Background & Aims Hepatitis C virus (HCV) infection is an independent risk factor for chronic kidney disease and leads to faster liver disease progression in patients requiring hemodialysis than in those with normal renal function. Little is known about the use of a sofosbuvir-containing regimen for infected patients on hemodialysis. We aimed to describe the pharmacokinetics, safety and efficacy of sofosbuvir in 2 dosing regimens and associated antiviral agents in HCV-infected patients requiring hemodialysis. Methods Multicenter, prospective and observational study of patients receiving sofosbuvir, 400 mg once daily (n = 7) or 3 times a week (n = 5), after hemodialysis with simeprevir, daclatasvir, ledipasvir or ribavirin was conducted. Drug plasma concentrations were determined by liquid chromatography-tandem mass spectrometry before and after a 4 h hemodialysis and 1.5 h after last drug intake at the end of hemodialysis. Results Plasma concentrations of sofosbuvir or its inactive metabolite sofosbuvir-007 did not accumulate with either regimen between hemodialysis sessions or throughout the treatment course. Sofosbuvir-007 extraction ratio (52%) was consistent with historical data. In one patient receiving the once daily regimen, sofosbuvir-007 half-life was slightly higher (38 h) than for patients with normal renal function receiving a full dose. Hemodialysis did not remove any other associated anti-HCV agents. Clinical and biological tolerance was good for all patients. Two relapses occurred with the 3 times a week regimen and none with the once daily.
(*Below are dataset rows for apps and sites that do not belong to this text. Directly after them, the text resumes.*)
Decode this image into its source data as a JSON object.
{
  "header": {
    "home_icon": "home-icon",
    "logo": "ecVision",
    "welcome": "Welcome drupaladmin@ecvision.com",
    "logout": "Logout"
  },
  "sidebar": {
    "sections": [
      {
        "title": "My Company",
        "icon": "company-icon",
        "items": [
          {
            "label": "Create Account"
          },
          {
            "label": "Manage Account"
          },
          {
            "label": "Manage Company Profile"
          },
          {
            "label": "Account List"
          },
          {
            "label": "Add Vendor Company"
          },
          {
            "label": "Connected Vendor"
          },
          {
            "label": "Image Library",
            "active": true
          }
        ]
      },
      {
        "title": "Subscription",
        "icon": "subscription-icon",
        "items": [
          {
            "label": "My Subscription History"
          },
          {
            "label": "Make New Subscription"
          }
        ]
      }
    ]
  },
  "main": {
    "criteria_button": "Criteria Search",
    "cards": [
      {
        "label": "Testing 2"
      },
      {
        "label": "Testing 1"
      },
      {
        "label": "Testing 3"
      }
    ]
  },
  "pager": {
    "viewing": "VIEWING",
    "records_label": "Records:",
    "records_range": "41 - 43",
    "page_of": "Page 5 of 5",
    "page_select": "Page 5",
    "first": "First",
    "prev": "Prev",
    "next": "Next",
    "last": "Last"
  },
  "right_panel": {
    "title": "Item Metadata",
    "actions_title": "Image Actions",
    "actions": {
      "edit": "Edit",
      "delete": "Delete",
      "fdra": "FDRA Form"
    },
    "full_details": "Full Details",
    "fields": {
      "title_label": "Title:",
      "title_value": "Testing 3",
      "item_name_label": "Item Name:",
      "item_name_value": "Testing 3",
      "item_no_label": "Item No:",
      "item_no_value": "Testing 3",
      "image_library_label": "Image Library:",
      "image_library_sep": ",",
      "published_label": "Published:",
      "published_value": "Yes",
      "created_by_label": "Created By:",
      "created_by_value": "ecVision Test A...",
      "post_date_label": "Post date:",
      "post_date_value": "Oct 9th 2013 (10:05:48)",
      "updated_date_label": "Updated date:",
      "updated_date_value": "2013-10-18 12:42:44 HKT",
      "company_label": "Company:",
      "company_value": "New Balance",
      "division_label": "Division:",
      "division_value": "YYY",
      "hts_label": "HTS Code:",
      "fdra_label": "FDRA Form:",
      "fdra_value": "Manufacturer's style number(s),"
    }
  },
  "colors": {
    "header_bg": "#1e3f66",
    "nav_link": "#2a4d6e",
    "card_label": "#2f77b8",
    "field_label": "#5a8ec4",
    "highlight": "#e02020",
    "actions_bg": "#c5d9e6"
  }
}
Conclusions A regimen including sofosbuvir, 400 mg once daily, could be proposed for HCV-infected patients requiring hemodialysis and should be associated with close clinical, biological, cardiovascular, and therapeutic drug monitoring. Lay summary Hepatitis C Virus (HCV) infection in hemodialysis patients is prevalent and aggressive. Effective anti-HCV treatment in these patients may stabilize their renal disease. However, sofosbuvir, the cornerstone of most anti-HCV-containing regimens, should not be administered to these patients until more data is available. In this pharmacokinetic study, sofosbuvir full dose (400 mg once daily) administered every day with another direct antiviral agent did not accumulate in hemodialysis patients and was safe and effective. © 2016 European Association for the Study of the Liver. Published by Elsevier B.V. All rights reserved. Source
Peytavin G.,Laboratoire Of Pharmaco Toxicologie |
Peytavin G.,University Paris Diderot |
Joly V.,Service de Maladies Infectieuses et Tropicales |
Joly V.,University Paris Diderot |
And 2 more authors.
Journal des Anti-Infectieux
Once-daily single-tablet regimen (STR) represents a significant recent advance in the simplification of antiretroviral therapy, facilitating adherence to complex and chronic treatments, and improving the quality of life of HIV-infected patients. The STR reduces the risk of treatment errors, particularly in situations of selective non-compliance and therefore, limits the risk of emergence of HIV resistance mutations. Galenic researches and pharmaceutical industry collaborations may allow STR combining drugs with favorable pharmacokinetic profiles as HIV-1 non-nucleosidic reverse transcriptase inhibitors (efavirenz or rilpivirine), integrase inhibitors (cobicistat-boosted elvitegravir or dolutegravir), and protease inhibitors (cobicistat-boosted darunavir) associated with either tenofovir disoproxil fumarate/emtricitabine or abacavir/lamivudine. With the exception of renal or liver dysfunctions or drug-drug interactions requiring dose adjustments, the preferential use of STR should be recommended by guidelines in many antiretroviral-naïve or -experienced HIV-infected patients. © 2014 Elsevier Masson SAS. Source